Paul and Silas then traveled through the towns of Amphipolis and Apollonia and came to Thessalonica, where there was a Jewish synagogue.
As was Paul’s custom, he went to the synagogue service, and for three Sabbaths in a row he used the Scriptures to reason with the people.
He explained the prophecies and proved that the Messiah must suffer and rise from the dead. He said, “This Jesus I’m telling you about is the Messiah.”
Some of the Jews who listened were persuaded and joined Paul and Silas, along with many God-fearing Greek men and quite a few prominent women.
But some of the Jews were jealous, so they gathered some troublemakers from the marketplace to form a mob and start a riot. They attacked the home of Jason, searching for Paul and Silas so they could drag them out to the crowd.
Not finding them there, they dragged out Jason and some of the other believers instead and took them before the city council. “Paul and Silas have caused trouble all over the world,” they shouted, “and now they are here disturbing our city, too.

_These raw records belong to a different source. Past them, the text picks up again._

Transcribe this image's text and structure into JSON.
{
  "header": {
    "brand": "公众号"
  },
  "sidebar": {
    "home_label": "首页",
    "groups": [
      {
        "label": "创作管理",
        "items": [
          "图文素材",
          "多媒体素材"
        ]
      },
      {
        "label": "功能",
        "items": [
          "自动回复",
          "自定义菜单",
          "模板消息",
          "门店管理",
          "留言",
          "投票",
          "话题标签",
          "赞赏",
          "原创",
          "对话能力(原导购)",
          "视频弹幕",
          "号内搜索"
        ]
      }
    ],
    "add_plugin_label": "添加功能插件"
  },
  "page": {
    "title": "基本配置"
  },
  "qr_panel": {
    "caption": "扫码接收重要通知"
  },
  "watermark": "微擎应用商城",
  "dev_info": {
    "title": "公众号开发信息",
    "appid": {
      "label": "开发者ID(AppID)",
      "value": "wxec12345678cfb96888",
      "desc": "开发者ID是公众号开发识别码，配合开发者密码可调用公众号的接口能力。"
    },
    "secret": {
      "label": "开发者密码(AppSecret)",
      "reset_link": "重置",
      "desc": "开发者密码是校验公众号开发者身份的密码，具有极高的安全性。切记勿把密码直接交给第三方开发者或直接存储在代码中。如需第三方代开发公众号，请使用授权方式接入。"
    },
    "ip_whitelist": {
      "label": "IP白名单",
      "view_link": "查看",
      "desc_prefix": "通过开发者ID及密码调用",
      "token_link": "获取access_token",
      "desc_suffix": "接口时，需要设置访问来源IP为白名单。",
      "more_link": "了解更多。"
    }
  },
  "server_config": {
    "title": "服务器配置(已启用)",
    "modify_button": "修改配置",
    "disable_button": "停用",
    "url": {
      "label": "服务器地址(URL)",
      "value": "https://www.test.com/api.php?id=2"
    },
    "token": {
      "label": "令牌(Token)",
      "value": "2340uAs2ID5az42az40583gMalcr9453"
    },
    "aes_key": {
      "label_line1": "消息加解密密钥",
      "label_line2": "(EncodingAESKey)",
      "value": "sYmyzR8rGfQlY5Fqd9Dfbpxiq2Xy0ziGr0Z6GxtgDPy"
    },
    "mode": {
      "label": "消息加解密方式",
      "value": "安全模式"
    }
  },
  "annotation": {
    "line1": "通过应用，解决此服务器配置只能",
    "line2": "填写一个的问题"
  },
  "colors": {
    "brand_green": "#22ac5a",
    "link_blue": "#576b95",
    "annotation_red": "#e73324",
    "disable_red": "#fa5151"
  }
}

And Jason has welcomed them into his home. They are all guilty of treason against Caesar, for they profess allegiance to another king, named Jesus.”
The people of the city, as well as the city council, were thrown into turmoil by these reports.
So the officials forced Jason and the other believers to post bond, and then they released them.
That very night the believers sent Paul and Silas to Berea. When they arrived there, they went to the Jewish synagogue.
And the people of Berea were more open-minded than those in Thessalonica, and they listened eagerly to Paul’s message. They searched the Scriptures day after day to see if Paul and Silas were teaching the truth.
As a result, many Jews believed, as did many of the prominent Greek women and men.
But when some Jews in Thessalonica learned that Paul was preaching the word of God in Berea, they went there and stirred up trouble.
The believers acted at once, sending Paul on to the coast, while Silas and Timothy remained behind.
Those escorting Paul went with him all the way to Athens; then they returned to Berea with instructions for Silas and Timothy to hurry and join him.
While Paul was waiting for them in Athens, he was deeply troubled by all the idols he saw everywhere in the city.
He went to the synagogue to reason with the Jews and the God-fearing Gentiles, and he spoke daily in the public square to all who happened to be there.
He also had a debate with some of the Epicurean and Stoic philosophers. When he told them about Jesus and his resurrection, they said, “What’s this babbler trying to say with these strange ideas he’s picked up?” Others said, “He seems to be preaching about some foreign gods.”
Then they took him to the high council of the city. “Come and tell us about this new teaching,” they said.
“You are saying some rather strange things, and we want to know what it’s all about.”
(It should be explained that all the Athenians as well as the foreigners in Athens seemed to spend all their time discussing the latest ideas.)
So Paul, standing before the council, addressed them as follows: “Men of Athens, I notice that you are very religious in every way,
for as I was walking along I saw your many shrines. And one of your altars had this inscription on it: ‘To an Unknown God.’ This God, whom you worship without knowing, is the one I’m telling you about.
“He is the God who made the world and everything in it. Since he is Lord of heaven and earth, he doesn’t live in man-made temples,
and human hands can’t serve his needs—for he has no needs. He himself gives life and breath to everything, and he satisfies every need.
From one man he created all the nations throughout the whole earth. He decided beforehand when they should rise and fall, and he determined their boundaries.
“His purpose was for the nations to seek after God and perhaps feel their way toward him and find him—though he is not far from any one of us.
For in him we live and move and exist. As some of your own poets have said, ‘We are his offspring.’
And since this is true, we shouldn’t think of God as an idol designed by craftsmen from gold or silver or stone.
“God overlooked people’s ignorance about these things in earlier times, but now he commands everyone everywhere to repent of their sins and turn to him.
For he has set a day for judging the world with justice by the man he has appointed, and he proved to everyone who this is by raising him from the dead.”
When they heard Paul speak about the resurrection of the dead, some laughed in contempt, but others said, “We want to hear more about this later.”
That ended Paul’s discussion with them,
but some joined him and became believers. Among them were Dionysius, a member of the council, a woman named Damaris, and others with them.